**SOURCE MATERIAL:**
<<<<

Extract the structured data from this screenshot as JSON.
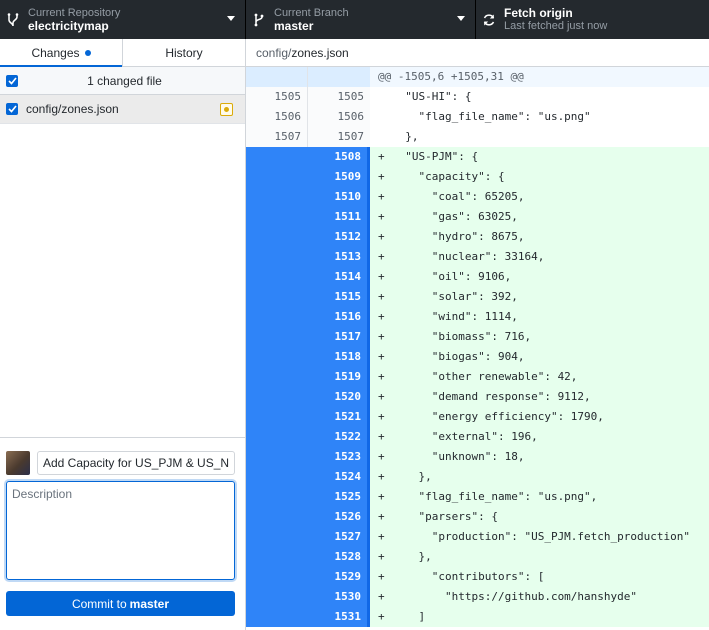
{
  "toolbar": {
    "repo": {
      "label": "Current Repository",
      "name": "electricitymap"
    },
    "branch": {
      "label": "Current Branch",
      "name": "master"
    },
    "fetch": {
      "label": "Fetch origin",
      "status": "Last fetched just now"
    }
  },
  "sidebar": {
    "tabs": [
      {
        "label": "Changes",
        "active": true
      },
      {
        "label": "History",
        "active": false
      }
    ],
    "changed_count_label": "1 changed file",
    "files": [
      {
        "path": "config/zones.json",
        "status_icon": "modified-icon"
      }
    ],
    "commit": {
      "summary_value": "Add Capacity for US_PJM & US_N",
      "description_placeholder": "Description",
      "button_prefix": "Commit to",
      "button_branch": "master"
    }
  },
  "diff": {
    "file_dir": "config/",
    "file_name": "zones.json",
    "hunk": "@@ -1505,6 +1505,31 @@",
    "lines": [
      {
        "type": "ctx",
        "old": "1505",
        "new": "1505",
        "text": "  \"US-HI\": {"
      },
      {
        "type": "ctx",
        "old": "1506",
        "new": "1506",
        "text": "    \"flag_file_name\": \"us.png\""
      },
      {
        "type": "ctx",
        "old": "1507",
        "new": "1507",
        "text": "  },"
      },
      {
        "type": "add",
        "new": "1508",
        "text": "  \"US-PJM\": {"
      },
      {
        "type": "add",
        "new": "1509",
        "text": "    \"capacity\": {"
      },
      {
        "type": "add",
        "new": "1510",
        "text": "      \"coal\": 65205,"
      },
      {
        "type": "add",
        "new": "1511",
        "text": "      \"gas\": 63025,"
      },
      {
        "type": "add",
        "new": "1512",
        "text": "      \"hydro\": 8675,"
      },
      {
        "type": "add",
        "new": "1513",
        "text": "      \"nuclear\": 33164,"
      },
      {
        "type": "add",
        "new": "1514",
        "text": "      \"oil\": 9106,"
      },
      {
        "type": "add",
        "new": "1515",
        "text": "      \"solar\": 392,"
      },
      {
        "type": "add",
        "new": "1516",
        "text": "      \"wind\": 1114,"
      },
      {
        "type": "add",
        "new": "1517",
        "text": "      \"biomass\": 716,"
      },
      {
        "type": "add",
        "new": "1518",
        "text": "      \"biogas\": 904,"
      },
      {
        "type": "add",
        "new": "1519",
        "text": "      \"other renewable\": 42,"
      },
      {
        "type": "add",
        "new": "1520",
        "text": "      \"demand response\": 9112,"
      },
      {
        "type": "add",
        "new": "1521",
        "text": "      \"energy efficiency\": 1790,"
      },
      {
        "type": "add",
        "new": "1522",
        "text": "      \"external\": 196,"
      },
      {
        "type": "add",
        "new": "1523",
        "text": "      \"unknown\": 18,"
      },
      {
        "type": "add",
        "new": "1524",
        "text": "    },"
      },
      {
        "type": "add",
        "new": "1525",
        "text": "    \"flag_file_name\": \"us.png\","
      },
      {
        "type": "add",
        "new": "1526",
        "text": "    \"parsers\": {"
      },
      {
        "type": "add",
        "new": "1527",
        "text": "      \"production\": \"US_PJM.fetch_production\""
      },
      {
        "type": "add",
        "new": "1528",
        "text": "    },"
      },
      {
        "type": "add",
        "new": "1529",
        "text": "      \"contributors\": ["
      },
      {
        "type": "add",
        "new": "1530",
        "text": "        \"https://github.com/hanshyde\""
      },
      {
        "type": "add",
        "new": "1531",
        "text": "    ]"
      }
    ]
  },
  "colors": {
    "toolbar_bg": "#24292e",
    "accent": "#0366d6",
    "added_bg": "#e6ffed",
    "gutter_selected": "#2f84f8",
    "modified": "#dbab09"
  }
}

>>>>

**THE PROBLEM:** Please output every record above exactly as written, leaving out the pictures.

**EXERCISE SOLUTION:**
Extract the structured data from this screenshot as JSON.
{
  "toolbar": {
    "repo": {
      "label": "Current Repository",
      "name": "electricitymap"
    },
    "branch": {
      "label": "Current Branch",
      "name": "master"
    },
    "fetch": {
      "label": "Fetch origin",
      "status": "Last fetched just now"
    }
  },
  "sidebar": {
    "tabs": [
      {
        "label": "Changes",
        "active": true
      },
      {
        "label": "History",
        "active": false
      }
    ],
    "changed_count_label": "1 changed file",
    "files": [
      {
        "path": "config/zones.json",
        "status_icon": "modified-icon"
      }
    ],
    "commit": {
      "summary_value": "Add Capacity for US_PJM & US_N",
      "description_placeholder": "Description",
      "button_prefix": "Commit to",
      "button_branch": "master"
    }
  },
  "diff": {
    "file_dir": "config/",
    "file_name": "zones.json",
    "hunk": "@@ -1505,6 +1505,31 @@",
    "lines": [
      {
        "type": "ctx",
        "old": "1505",
        "new": "1505",
        "text": "  \"US-HI\": {"
      },
      {
        "type": "ctx",
        "old": "1506",
        "new": "1506",
        "text": "    \"flag_file_name\": \"us.png\""
      },
      {
        "type": "ctx",
        "old": "1507",
        "new": "1507",
        "text": "  },"
      },
      {
        "type": "add",
        "new": "1508",
        "text": "  \"US-PJM\": {"
      },
      {
        "type": "add",
        "new": "1509",
        "text": "    \"capacity\": {"
      },
      {
        "type": "add",
        "new": "1510",
        "text": "      \"coal\": 65205,"
      },
      {
        "type": "add",
        "new": "1511",
        "text": "      \"gas\": 63025,"
      },
      {
        "type": "add",
        "new": "1512",
        "text": "      \"hydro\": 8675,"
      },
      {
        "type": "add",
        "new": "1513",
        "text": "      \"nuclear\": 33164,"
      },
      {
        "type": "add",
        "new": "1514",
        "text": "      \"oil\": 9106,"
      },
      {
        "type": "add",
        "new": "1515",
        "text": "      \"solar\": 392,"
      },
      {
        "type": "add",
        "new": "1516",
        "text": "      \"wind\": 1114,"
      },
      {
        "type": "add",
        "new": "1517",
        "text": "      \"biomass\": 716,"
      },
      {
        "type": "add",
        "new": "1518",
        "text": "      \"biogas\": 904,"
      },
      {
        "type": "add",
        "new": "1519",
        "text": "      \"other renewable\": 42,"
      },
      {
        "type": "add",
        "new": "1520",
        "text": "      \"demand response\": 9112,"
      },
      {
        "type": "add",
        "new": "1521",
        "text": "      \"energy efficiency\": 1790,"
      },
      {
        "type": "add",
        "new": "1522",
        "text": "      \"external\": 196,"
      },
      {
        "type": "add",
        "new": "1523",
        "text": "      \"unknown\": 18,"
      },
      {
        "type": "add",
        "new": "1524",
        "text": "    },"
      },
      {
        "type": "add",
        "new": "1525",
        "text": "    \"flag_file_name\": \"us.png\","
      },
      {
        "type": "add",
        "new": "1526",
        "text": "    \"parsers\": {"
      },
      {
        "type": "add",
        "new": "1527",
        "text": "      \"production\": \"US_PJM.fetch_production\""
      },
      {
        "type": "add",
        "new": "1528",
        "text": "    },"
      },
      {
        "type": "add",
        "new": "1529",
        "text": "      \"contributors\": ["
      },
      {
        "type": "add",
        "new": "1530",
        "text": "        \"https://github.com/hanshyde\""
      },
      {
        "type": "add",
        "new": "1531",
        "text": "    ]"
      }
    ]
  },
  "colors": {
    "toolbar_bg": "#24292e",
    "accent": "#0366d6",
    "added_bg": "#e6ffed",
    "gutter_selected": "#2f84f8",
    "modified": "#dbab09"
  }
}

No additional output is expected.